Dr. Bohlender contends that because he, Dr. DeArmond, and Nurse Knott all testified that his orders were not carried out, Dr. Lichtenhan's first four criticisms were without a factual basis. As to the remaining criticism, Dr. Bohlender argues it is insufficient to sustain the jury's verdict. Dr. Lichtenhan admitted that if, as Bruce Endorf testified, the antivenin was injected in 10-15 seconds, there would have been nothing Dr. Bohlender could have done to prevent the outcome.
Dr. Bohlender's argument fails. We are required to view the evidence in the light most favorable to the plaintiff. See Turner, 240 Kan. at 6-7. Here, there was conflicting evidence whether Dr. Bohlender's orders were carried out. Although the testimony was that Dr. DeArmond gave verbal orders, those orders were never reduced to writing as required by hospital policy. Dr. DeArmond also countersigned Dr. Bohlender's orders. Thus, contrary to Dr. Bohlender's assertion, the testimony was controverted by documentary evidence. The evidence showed that the only written orders on administering the antivenin were those written by Dr. Bohlender and countersigned by Dr. DeArmond. The question of whether Dr. Bohlender's orders were carried out was a fact in dispute at trial. Our role is not to pass on the credibility of witnesses or resolve factual disputes. See Bank of Whitewater v. Decker Investments, Inc., 238 Kan. 308, Syl. ¶ 4, 710 P.2d 1258 (1985).
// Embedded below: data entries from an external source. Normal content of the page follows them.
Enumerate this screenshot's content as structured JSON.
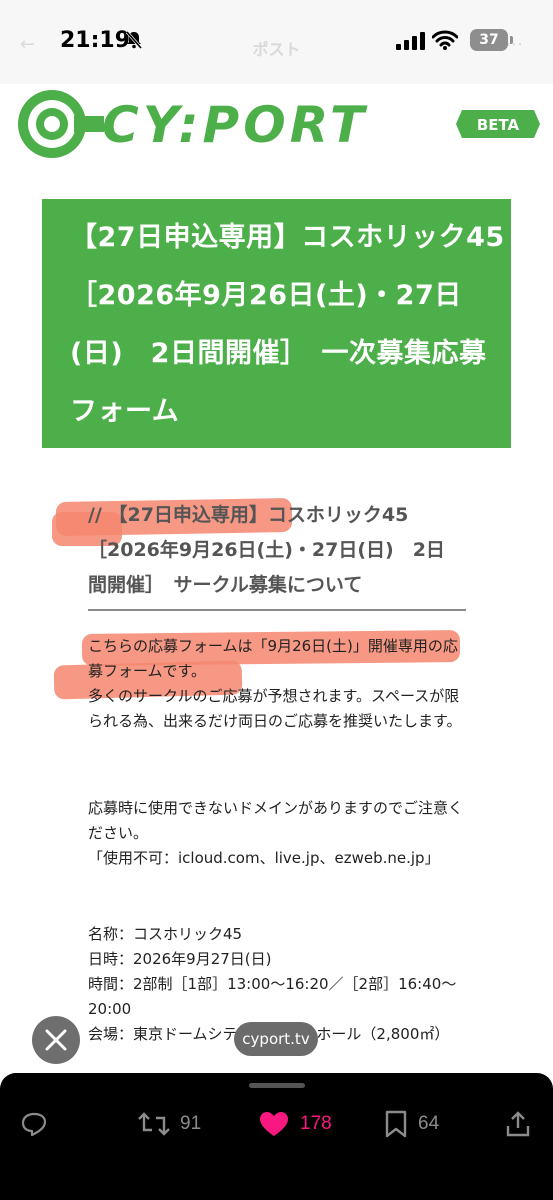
{
  "status_bar": {
    "time": "21:19",
    "battery": "37",
    "ghost_title": "ポスト"
  },
  "logo": {
    "text": "CY:PORT",
    "badge": "BETA",
    "color": "#4caf4a"
  },
  "banner": {
    "title": "【27日申込専用】コスホリック45［2026年9月26日(土)・27日(日)　2日間開催］　一次募集応募フォーム",
    "background": "#4caf4a"
  },
  "article": {
    "heading": "// 【27日申込専用】コスホリック45［2026年9月26日(土)・27日(日)　2日間開催］　サークル募集について",
    "intro": "こちらの応募フォームは「9月26日(土)」開催専用の応募フォームです。\n多くのサークルのご応募が予想されます。スペースが限られる為、出来るだけ両日のご応募を推奨いたします。",
    "domain_notice": "応募時に使用できないドメインがありますのでご注意ください。\n「使用不可：icloud.com、live.jp、ezweb.ne.jp」",
    "details": "名称：コスホリック45\n日時：2026年9月27日(日)\n時間：2部制［1部］13:00〜16:20／［2部］16:40〜20:00\n会場：東京ドームシティ プリズムホール（2,800㎡）"
  },
  "overlay": {
    "url": "cyport.tv",
    "close_icon": "close-icon"
  },
  "actions": {
    "reply_icon": "reply-icon",
    "repost_count": "91",
    "like_count": "178",
    "bookmark_count": "64",
    "share_icon": "share-icon",
    "like_color": "#f91880",
    "icon_color": "#8b8b8b"
  }
}
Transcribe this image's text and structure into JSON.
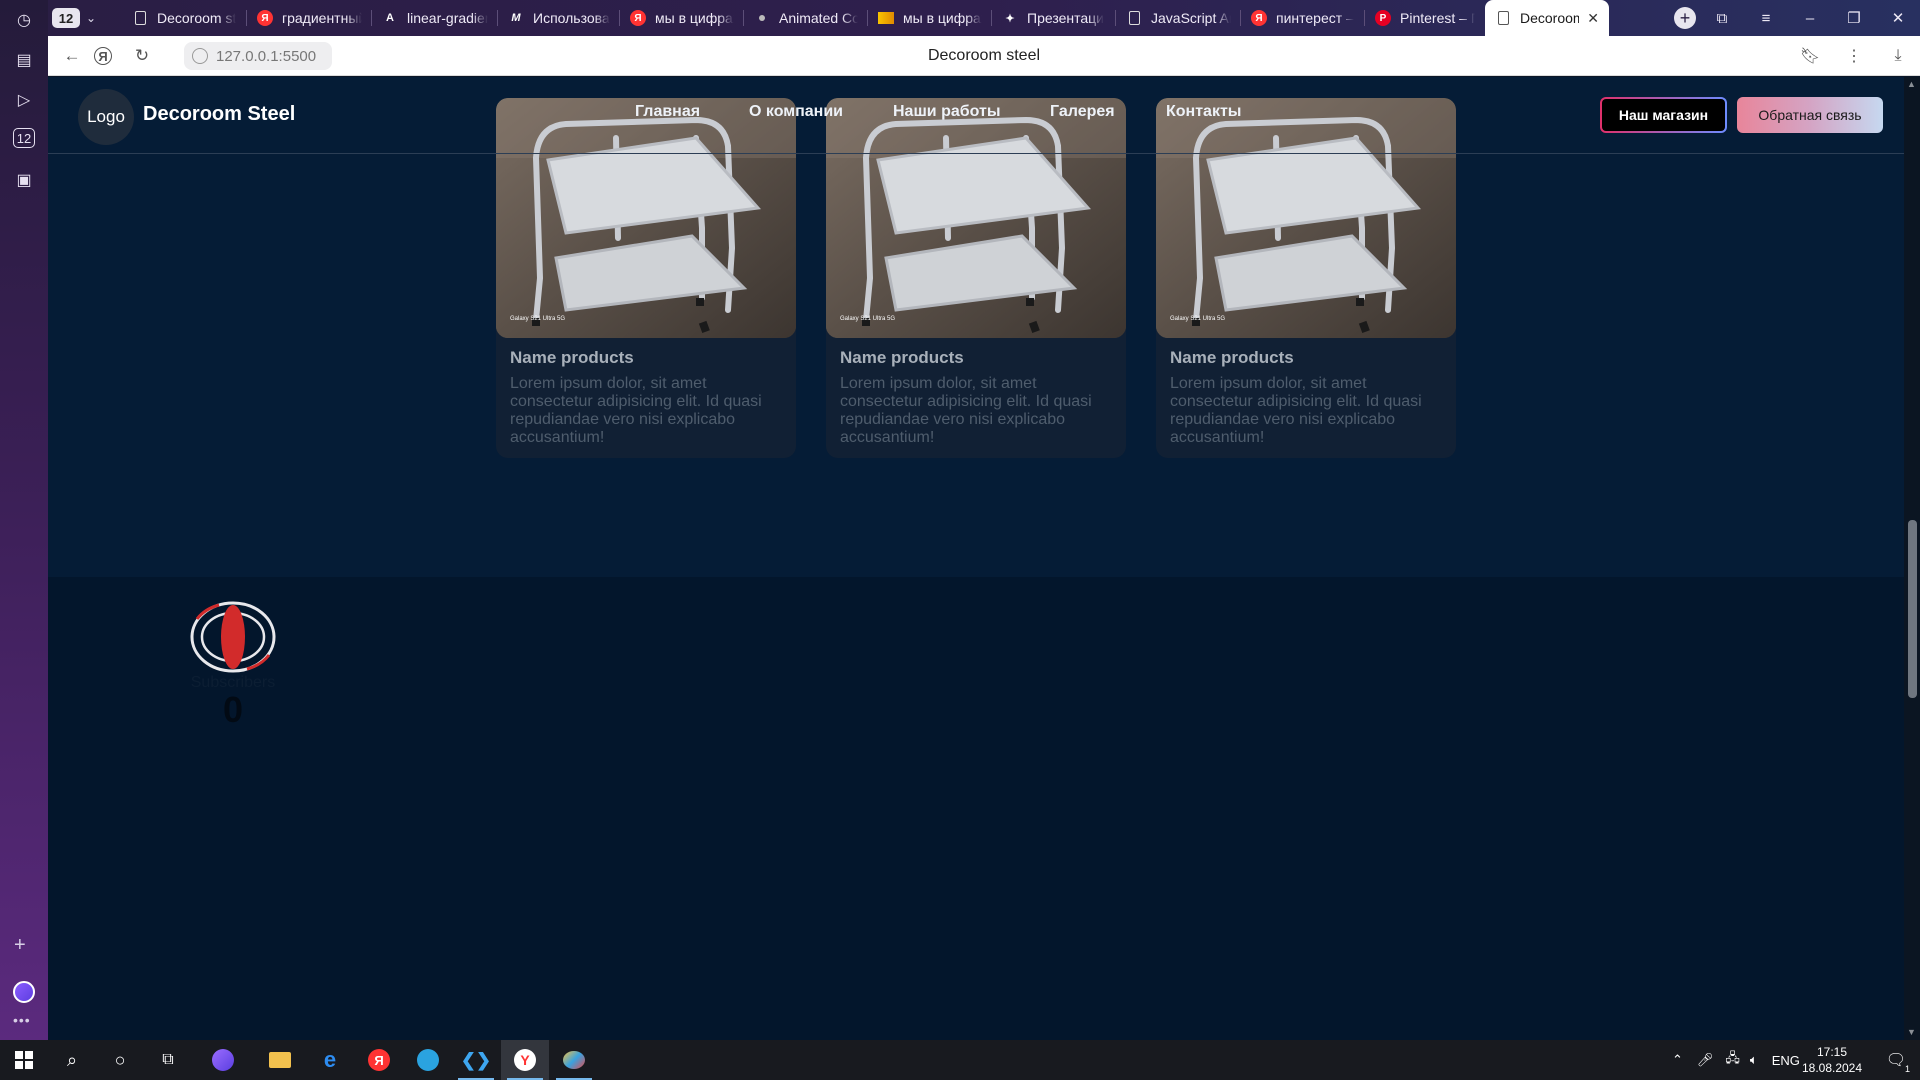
{
  "browser": {
    "tab_count": "12",
    "tabs": [
      {
        "title": "Decoroom st",
        "favicon": "doc",
        "active": false
      },
      {
        "title": "градиентный",
        "favicon": "yandex",
        "active": false
      },
      {
        "title": "linear-gradier",
        "favicon": "mdn",
        "active": false
      },
      {
        "title": "Использован",
        "favicon": "m",
        "active": false
      },
      {
        "title": "мы в цифрах",
        "favicon": "yandex",
        "active": false
      },
      {
        "title": "Animated Co",
        "favicon": "dot",
        "active": false
      },
      {
        "title": "мы в цифрах",
        "favicon": "bookmark",
        "active": false
      },
      {
        "title": "Презентаци",
        "favicon": "sparkle",
        "active": false
      },
      {
        "title": "JavaScript Ar",
        "favicon": "doc",
        "active": false
      },
      {
        "title": "пинтерест –",
        "favicon": "yandex",
        "active": false
      },
      {
        "title": "Pinterest – Пi",
        "favicon": "pinterest",
        "active": false
      },
      {
        "title": "Decoroom",
        "favicon": "doc",
        "active": true
      }
    ],
    "url": "127.0.0.1:5500",
    "page_title": "Decoroom steel"
  },
  "site": {
    "logo_text": "Logo",
    "brand": "Decoroom Steel",
    "nav": [
      "Главная",
      "О компании",
      "Наши работы",
      "Галерея",
      "Контакты"
    ],
    "shop_button": "Наш магазин",
    "feedback_button": "Обратная связь"
  },
  "products": [
    {
      "name": "Name products",
      "description": "Lorem ipsum dolor, sit amet consectetur adipisicing elit. Id quasi repudiandae vero nisi explicabo accusantium!",
      "camera_caption": "Galaxy S21 Ultra 5G"
    },
    {
      "name": "Name products",
      "description": "Lorem ipsum dolor, sit amet consectetur adipisicing elit. Id quasi repudiandae vero nisi explicabo accusantium!",
      "camera_caption": "Galaxy S21 Ultra 5G"
    },
    {
      "name": "Name products",
      "description": "Lorem ipsum dolor, sit amet consectetur adipisicing elit. Id quasi repudiandae vero nisi explicabo accusantium!",
      "camera_caption": "Galaxy S21 Ultra 5G"
    }
  ],
  "stats": {
    "label": "Subscribers",
    "value": "0"
  },
  "taskbar": {
    "language": "ENG",
    "time": "17:15",
    "date": "18.08.2024",
    "notifications": "1"
  },
  "colors": {
    "page_bg": "#051c36",
    "lower_bg": "#03162c",
    "card_bg": "#112034",
    "accent_pink": "#e0306a",
    "subscriber_icon_red": "#d22b2b"
  }
}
Affirmed in part, reversed in part, and remanded for a new trial.